Task statement:
If a line in the records contains the string "icon", show that line.

....

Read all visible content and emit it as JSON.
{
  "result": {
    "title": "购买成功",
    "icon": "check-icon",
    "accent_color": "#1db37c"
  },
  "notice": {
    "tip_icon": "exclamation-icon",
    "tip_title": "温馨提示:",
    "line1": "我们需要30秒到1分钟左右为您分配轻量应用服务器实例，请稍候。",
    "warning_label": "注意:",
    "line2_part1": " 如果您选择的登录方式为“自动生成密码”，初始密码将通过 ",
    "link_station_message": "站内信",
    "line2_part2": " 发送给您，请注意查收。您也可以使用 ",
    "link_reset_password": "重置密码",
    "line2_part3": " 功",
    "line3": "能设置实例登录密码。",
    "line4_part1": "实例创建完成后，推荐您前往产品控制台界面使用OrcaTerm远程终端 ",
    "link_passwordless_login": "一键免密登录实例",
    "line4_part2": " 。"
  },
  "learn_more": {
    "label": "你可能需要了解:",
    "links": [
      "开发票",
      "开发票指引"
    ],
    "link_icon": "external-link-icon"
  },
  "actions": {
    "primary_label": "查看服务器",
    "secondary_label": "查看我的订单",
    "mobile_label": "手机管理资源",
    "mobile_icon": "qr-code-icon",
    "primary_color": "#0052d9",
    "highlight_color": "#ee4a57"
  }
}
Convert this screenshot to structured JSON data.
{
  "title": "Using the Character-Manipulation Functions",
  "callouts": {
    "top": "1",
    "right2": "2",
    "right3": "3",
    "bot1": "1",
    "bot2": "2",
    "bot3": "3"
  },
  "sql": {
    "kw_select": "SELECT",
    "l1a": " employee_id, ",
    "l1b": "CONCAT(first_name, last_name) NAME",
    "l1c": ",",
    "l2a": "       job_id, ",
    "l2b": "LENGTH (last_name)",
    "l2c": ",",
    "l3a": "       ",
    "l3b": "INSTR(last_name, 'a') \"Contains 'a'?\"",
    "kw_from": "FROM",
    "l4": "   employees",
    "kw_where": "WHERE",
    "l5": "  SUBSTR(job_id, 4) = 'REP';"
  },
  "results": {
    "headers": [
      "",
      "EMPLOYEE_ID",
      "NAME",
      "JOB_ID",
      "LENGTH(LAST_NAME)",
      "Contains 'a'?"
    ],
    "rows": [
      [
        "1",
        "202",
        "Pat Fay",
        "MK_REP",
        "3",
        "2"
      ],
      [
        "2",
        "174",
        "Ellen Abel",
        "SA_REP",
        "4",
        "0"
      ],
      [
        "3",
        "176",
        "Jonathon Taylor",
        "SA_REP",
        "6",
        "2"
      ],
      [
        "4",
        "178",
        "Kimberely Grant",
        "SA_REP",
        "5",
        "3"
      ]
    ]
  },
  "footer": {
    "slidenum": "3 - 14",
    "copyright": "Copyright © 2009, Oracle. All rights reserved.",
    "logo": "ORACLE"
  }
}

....

Exercise answer:
    "icon": "check-icon",
    "tip_icon": "exclamation-icon",
    "link_icon": "external-link-icon"
    "mobile_icon": "qr-code-icon",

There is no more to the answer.